[Data]
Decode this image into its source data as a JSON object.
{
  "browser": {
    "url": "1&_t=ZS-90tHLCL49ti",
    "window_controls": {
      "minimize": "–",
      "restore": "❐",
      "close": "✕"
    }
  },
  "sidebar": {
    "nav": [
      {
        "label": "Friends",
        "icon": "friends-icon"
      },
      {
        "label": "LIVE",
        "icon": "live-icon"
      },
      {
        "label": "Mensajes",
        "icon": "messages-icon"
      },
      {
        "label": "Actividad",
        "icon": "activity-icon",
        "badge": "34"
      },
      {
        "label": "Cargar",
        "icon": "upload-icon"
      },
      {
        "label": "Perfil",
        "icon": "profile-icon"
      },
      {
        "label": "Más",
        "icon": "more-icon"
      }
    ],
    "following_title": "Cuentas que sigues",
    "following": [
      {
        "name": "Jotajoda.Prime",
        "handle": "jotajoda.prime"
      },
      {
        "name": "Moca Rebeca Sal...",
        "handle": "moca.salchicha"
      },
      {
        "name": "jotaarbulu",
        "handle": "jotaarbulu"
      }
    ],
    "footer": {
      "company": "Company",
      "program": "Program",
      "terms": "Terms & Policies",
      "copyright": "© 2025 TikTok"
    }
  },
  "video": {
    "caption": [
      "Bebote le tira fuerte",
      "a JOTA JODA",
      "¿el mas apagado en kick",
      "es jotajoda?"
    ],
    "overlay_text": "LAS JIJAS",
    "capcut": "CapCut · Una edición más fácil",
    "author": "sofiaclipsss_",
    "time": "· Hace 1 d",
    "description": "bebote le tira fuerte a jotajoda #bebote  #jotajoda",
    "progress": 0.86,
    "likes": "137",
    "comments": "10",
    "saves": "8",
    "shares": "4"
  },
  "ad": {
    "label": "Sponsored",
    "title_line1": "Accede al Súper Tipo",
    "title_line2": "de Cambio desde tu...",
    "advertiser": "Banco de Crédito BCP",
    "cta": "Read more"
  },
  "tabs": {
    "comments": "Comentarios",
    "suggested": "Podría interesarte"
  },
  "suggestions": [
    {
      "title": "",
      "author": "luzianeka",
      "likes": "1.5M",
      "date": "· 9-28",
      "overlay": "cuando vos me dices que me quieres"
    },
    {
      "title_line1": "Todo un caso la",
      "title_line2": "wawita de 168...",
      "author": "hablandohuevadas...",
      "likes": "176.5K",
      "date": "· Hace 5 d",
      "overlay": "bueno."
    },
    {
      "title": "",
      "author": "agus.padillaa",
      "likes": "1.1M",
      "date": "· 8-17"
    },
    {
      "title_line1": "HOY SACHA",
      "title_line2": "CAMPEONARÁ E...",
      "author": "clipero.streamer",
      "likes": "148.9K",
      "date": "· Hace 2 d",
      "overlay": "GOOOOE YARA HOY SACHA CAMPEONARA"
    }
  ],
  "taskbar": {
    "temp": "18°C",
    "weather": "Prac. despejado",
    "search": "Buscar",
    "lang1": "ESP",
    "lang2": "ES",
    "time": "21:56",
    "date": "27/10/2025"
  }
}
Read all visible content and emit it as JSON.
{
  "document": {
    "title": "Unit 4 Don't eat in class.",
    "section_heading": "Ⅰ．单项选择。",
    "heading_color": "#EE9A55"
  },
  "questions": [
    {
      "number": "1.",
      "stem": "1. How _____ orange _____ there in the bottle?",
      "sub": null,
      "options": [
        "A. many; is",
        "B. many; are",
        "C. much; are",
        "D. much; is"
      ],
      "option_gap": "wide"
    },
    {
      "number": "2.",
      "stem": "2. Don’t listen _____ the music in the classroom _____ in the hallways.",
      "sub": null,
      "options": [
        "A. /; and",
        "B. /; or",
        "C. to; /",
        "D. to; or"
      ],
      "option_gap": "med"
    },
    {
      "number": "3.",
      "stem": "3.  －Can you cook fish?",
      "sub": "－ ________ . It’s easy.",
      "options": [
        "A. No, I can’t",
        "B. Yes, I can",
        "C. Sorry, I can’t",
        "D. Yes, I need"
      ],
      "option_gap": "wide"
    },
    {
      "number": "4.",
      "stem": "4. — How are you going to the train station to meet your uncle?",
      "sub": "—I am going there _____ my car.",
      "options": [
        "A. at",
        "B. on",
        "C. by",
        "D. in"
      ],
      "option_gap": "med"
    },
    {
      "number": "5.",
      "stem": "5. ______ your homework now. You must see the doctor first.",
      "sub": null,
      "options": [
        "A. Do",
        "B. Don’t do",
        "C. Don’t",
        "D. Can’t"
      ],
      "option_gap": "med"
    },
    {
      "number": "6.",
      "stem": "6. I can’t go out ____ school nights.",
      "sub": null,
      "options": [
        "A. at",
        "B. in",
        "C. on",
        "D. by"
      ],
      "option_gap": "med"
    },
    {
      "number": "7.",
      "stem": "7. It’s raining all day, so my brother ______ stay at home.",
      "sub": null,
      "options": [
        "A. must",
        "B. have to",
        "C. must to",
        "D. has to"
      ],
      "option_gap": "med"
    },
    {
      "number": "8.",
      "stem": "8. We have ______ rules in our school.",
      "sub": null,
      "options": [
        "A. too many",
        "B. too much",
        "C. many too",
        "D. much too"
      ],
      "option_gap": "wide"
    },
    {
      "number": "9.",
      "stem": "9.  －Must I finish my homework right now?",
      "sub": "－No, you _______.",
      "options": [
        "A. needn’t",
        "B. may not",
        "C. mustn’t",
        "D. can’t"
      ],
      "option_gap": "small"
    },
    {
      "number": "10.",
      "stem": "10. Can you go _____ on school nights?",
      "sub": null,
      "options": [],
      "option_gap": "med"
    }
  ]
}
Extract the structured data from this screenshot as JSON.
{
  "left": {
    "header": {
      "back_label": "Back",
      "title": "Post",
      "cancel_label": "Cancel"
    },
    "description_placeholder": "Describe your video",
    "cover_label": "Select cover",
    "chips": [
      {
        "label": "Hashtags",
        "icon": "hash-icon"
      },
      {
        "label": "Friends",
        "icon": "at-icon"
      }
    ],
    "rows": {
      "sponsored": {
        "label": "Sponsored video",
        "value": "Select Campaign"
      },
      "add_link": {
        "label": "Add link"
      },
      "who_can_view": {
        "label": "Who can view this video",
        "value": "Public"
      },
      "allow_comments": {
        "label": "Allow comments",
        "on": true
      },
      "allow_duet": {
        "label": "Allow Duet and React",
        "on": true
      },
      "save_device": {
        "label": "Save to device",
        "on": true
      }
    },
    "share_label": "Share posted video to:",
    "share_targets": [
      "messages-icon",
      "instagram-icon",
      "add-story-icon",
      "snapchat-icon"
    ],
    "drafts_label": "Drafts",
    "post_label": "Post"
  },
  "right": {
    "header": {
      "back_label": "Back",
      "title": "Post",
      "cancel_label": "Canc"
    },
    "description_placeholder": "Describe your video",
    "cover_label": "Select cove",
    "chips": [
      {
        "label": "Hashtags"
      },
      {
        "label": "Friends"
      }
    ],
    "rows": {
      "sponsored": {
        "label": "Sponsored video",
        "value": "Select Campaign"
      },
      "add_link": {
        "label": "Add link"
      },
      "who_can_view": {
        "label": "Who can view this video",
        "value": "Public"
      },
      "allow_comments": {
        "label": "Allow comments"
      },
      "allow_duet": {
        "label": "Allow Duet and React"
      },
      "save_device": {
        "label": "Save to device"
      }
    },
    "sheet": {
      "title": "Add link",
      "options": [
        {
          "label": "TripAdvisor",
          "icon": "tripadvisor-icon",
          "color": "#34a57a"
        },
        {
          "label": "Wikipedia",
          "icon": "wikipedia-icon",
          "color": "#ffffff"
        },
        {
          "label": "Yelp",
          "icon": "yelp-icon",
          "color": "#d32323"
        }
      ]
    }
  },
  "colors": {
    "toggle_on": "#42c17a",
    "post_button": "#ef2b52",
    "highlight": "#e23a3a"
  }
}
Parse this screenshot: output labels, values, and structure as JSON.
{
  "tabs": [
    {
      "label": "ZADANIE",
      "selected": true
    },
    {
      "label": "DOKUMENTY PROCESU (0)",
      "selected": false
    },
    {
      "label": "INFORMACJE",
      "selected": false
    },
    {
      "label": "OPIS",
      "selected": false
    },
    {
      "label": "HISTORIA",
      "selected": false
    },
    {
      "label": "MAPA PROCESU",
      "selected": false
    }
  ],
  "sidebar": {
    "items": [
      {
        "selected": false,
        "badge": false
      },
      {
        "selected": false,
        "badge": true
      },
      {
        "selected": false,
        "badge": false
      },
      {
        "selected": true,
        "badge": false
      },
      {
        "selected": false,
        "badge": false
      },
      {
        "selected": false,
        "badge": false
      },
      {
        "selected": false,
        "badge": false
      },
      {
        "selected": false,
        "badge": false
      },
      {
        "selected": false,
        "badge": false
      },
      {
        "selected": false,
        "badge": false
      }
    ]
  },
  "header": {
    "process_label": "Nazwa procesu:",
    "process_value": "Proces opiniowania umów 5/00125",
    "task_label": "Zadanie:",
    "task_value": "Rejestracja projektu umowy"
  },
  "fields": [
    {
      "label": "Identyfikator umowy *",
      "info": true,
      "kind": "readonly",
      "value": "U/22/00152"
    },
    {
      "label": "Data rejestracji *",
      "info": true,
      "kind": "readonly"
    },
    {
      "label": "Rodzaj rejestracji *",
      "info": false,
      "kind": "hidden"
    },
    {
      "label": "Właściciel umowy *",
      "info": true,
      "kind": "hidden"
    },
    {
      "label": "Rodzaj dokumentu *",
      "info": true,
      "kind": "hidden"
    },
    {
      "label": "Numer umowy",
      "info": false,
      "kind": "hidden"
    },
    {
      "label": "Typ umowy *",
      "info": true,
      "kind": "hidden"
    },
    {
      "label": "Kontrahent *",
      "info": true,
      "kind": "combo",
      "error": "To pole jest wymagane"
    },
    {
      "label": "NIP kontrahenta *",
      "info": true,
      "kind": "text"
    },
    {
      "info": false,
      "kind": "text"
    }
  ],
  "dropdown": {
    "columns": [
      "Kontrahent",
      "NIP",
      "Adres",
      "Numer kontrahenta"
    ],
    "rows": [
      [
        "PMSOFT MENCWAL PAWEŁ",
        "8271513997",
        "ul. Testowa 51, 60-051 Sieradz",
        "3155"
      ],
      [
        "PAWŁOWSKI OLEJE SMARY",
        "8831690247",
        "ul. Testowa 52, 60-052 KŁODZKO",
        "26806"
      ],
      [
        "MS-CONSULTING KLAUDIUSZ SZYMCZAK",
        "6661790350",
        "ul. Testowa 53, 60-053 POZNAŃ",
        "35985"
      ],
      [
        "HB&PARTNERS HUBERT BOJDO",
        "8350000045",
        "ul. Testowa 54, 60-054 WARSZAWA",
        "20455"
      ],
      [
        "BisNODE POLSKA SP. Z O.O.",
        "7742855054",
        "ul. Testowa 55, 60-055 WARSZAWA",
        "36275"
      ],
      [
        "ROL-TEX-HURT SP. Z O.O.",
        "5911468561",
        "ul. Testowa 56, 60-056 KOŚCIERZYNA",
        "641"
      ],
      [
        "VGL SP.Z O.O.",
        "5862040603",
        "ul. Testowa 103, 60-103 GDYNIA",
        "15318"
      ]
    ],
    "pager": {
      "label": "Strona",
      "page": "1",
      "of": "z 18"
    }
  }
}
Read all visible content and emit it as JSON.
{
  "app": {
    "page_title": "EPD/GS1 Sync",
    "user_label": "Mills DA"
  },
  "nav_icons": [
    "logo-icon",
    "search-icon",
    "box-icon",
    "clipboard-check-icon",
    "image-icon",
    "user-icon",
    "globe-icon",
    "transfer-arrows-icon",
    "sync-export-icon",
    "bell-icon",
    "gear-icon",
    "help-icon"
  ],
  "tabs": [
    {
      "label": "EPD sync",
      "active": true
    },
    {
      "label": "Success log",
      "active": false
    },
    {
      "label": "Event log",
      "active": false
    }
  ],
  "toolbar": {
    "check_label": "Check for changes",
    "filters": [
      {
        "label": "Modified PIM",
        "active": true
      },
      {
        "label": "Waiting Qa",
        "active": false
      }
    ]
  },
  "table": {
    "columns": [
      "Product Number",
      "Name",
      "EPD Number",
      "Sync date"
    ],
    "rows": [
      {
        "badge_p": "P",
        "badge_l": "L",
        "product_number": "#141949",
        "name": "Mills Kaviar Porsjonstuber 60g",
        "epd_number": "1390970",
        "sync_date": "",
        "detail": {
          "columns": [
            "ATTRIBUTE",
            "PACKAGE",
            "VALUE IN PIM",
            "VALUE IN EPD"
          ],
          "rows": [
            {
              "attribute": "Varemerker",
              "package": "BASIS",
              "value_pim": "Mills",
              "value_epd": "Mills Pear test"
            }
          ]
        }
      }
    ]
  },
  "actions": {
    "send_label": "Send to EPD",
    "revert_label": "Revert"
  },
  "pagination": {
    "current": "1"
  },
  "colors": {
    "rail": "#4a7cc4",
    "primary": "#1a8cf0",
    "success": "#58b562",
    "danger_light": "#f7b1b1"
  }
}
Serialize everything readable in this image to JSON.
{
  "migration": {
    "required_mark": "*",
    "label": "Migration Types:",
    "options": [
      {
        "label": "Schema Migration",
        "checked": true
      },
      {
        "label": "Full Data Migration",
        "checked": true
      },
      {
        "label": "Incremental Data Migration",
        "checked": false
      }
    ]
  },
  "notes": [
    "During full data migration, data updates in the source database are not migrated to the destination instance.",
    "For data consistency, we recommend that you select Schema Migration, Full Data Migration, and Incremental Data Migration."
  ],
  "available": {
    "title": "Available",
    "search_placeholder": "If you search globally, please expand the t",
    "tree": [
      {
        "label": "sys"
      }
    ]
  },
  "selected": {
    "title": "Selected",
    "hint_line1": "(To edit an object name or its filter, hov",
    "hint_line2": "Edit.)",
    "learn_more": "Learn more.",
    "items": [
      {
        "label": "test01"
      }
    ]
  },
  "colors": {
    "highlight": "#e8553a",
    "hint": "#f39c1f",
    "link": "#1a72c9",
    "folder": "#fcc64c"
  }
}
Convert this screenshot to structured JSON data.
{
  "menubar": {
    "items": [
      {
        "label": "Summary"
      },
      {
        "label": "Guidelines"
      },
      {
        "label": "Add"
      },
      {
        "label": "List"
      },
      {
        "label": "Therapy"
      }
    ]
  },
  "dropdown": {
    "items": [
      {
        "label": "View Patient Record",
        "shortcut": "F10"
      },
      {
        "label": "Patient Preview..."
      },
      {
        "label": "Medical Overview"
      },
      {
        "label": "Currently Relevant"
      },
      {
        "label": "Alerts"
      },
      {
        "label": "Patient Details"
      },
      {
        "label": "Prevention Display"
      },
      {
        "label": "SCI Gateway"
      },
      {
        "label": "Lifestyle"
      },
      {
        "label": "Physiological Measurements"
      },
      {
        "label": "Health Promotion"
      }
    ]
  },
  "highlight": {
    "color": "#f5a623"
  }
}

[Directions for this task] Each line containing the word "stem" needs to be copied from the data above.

[Solved problem]
      "stem": "1. How _____ orange _____ there in the bottle?",
      "stem": "2. Don’t listen _____ the music in the classroom _____ in the hallways.",
      "stem": "3.  －Can you cook fish?",
      "stem": "4. — How are you going to the train station to meet your uncle?",
      "stem": "5. ______ your homework now. You must see the doctor first.",
      "stem": "6. I can’t go out ____ school nights.",
      "stem": "7. It’s raining all day, so my brother ______ stay at home.",
      "stem": "8. We have ______ rules in our school.",
      "stem": "9.  －Must I finish my homework right now?",
      "stem": "10. Can you go _____ on school nights?",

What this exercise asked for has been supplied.